No-frills ski and stay
HAWLEY - Looking for a no-frills vacation in the woods? From December through late March, Stump Sprouts, a mountain-top lodge just this side of the Berkshires, offers 25 kilometers of groomed cross-country ski trails among ice-tinseled trees and snow-covered brooks. At the summit, skiers are rewarded by views that include New Hampshire’s Mount Monadnock.
The no-frills part? Guests bring their own bedding, including sheets, towels, and pillows. Meals are taken together in a common dining room. The lodge is heated with wood, as is an outdoor sauna; solar panels provide all electricity. Bathrooms are shared, though they’re clean and plentiful. Cellphones don’t work here; there is no television and only limited satellite Internet. The lodge weekend rate, $175 per person, includes two nights of lodging, all skiing and trail fees, plus six homemade meals. Specialties include pesto and a raspberry crisp put up from the summer garden. To bring costs down even more, groups that stay during the week in winter can arrange to do their own cooking for about half price.
Lloyd and Suzanne Crawford’s Stump Sprouts Cross-Country Ski Center and Guest Lodge, now in its 35th year, offers cross-country skiing by the week or the weekend for couples, families, or groups. In the Scandinavian-style lodge, seven rooms on three levels accommodate about 20 people; three additional rooms in the owners’ 1840s post-and-beam farmhouse across the way can sleep six or seven more.
The mountain’s 8-foot-wide trails are groomed for classic skiing and snowshoeing. The skiing can be challenging, though most skiers in reasonably good shape can handle it. Trails range from 1,400 feet in elevation starting at the lodge to 2,000 feet at the summit. “I wish we had something flat for beginners, but the terrain doesn’t give us that up here,’’ Suzanne said.
The name, Stump Sprouts, signifies “new life from old roots,’’ Lloyd said. “This place was a working farm for generations. We recycled and repurposed buildings and old roads to create what we have now.’’
In 1977, the couple arrived with the goal of developing a ski center and lodge, though today it also operates as a retreat center during the off season. The 400-acre mountaintop property had been a dairy farm with a maple sugar operation and apple orchard in the 1840s.
“It was my grandparents’ land, a big chunk of land in the middle of nowhere,’’ Lloyd said. “They bought it back in the 1960s but didn’t do much with it. Half of the farmhouse was settling into the mud.

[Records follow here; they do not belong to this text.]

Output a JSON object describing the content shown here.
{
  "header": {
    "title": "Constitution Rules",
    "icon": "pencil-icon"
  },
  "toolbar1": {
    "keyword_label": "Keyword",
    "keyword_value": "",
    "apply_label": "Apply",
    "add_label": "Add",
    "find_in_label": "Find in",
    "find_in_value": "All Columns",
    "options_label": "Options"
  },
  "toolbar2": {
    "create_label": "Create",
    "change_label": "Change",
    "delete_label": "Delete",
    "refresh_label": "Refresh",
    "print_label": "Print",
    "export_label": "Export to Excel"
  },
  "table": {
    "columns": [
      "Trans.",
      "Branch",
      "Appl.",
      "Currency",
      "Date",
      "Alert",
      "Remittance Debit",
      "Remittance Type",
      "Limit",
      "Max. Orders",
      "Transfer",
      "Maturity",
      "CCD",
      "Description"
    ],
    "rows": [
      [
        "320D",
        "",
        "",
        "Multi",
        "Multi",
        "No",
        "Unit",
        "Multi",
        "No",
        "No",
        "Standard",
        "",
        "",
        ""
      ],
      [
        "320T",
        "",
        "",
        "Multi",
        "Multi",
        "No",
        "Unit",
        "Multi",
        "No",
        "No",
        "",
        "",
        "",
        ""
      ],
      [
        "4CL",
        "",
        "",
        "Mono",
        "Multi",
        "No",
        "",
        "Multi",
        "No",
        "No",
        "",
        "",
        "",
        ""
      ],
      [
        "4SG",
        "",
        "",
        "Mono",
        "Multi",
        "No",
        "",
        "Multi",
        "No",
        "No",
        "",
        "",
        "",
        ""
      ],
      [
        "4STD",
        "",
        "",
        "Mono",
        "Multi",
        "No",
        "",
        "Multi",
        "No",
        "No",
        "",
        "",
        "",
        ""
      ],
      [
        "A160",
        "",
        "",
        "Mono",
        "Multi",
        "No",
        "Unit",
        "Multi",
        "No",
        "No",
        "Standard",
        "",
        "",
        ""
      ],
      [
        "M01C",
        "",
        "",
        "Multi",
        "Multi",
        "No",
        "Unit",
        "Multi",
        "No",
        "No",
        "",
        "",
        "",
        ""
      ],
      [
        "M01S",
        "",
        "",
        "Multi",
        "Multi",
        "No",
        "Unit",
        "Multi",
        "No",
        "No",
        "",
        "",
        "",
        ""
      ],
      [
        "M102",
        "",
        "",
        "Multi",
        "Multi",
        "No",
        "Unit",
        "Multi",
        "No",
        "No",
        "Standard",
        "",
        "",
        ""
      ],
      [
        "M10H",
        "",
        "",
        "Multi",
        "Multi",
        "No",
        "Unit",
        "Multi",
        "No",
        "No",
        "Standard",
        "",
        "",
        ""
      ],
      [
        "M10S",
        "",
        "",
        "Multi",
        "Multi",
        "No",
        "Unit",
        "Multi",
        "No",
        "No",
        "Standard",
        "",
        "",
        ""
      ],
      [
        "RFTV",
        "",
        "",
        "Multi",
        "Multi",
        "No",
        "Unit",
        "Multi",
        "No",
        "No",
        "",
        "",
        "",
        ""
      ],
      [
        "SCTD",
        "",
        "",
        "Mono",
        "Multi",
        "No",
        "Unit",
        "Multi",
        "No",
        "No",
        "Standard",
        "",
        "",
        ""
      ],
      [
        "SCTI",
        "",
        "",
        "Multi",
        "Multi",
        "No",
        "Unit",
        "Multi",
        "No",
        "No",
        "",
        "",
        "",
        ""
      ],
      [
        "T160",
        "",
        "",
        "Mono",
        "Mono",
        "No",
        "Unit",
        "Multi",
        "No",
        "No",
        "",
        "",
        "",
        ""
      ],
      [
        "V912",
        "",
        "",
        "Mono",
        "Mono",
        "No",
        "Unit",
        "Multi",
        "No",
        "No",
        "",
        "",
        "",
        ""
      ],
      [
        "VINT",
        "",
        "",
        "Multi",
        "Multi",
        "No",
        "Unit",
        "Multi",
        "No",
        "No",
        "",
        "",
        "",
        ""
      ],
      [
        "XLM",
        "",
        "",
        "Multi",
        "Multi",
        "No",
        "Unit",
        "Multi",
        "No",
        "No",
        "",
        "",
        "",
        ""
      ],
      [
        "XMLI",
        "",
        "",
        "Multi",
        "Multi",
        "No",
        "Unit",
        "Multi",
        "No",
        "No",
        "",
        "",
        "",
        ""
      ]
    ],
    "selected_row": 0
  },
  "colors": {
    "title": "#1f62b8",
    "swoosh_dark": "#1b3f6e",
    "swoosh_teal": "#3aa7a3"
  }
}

The road washed out frequently.’’
With the help of friends, they completed the lodge in 1980, using timber cut on site. In a stroke of whimsy, Lloyd lined the lodge’s interior walls with siding from the old sugarhouse and barn. At the center of the great room, a freestanding fireplace reminiscent of the 1960s invites skiers to sidle up with a cup of cocoa; floor-to-ceiling windows face north, offering a panorama of the hills clear into Vermont. Lloyd made the blond wood tables and benches in the dining room.
If you’re in the area, Stump Sprouts also offers day skiing, snowshoeing, and ice skating with rentals at the farmhouse.
Oh, and that one-mile road to the top of the mountain that used to wash out? It’s steep. But it’s plowed and sanded frequently by the town. “The only time you can’t get up it is during a snow storm,’’ Lloyd said. In that case, he’ll come down and get you.
Suzanne recommends calling ahead in the early fall for ski season room reservations. “We tend to have groups that return year after year,’’ she said. “But not every group uses every room, so if you’re flexible and persistent,’’ you’re likely to snag a space.
Aubin Tyler can be reached at firstname.lastname@example.org.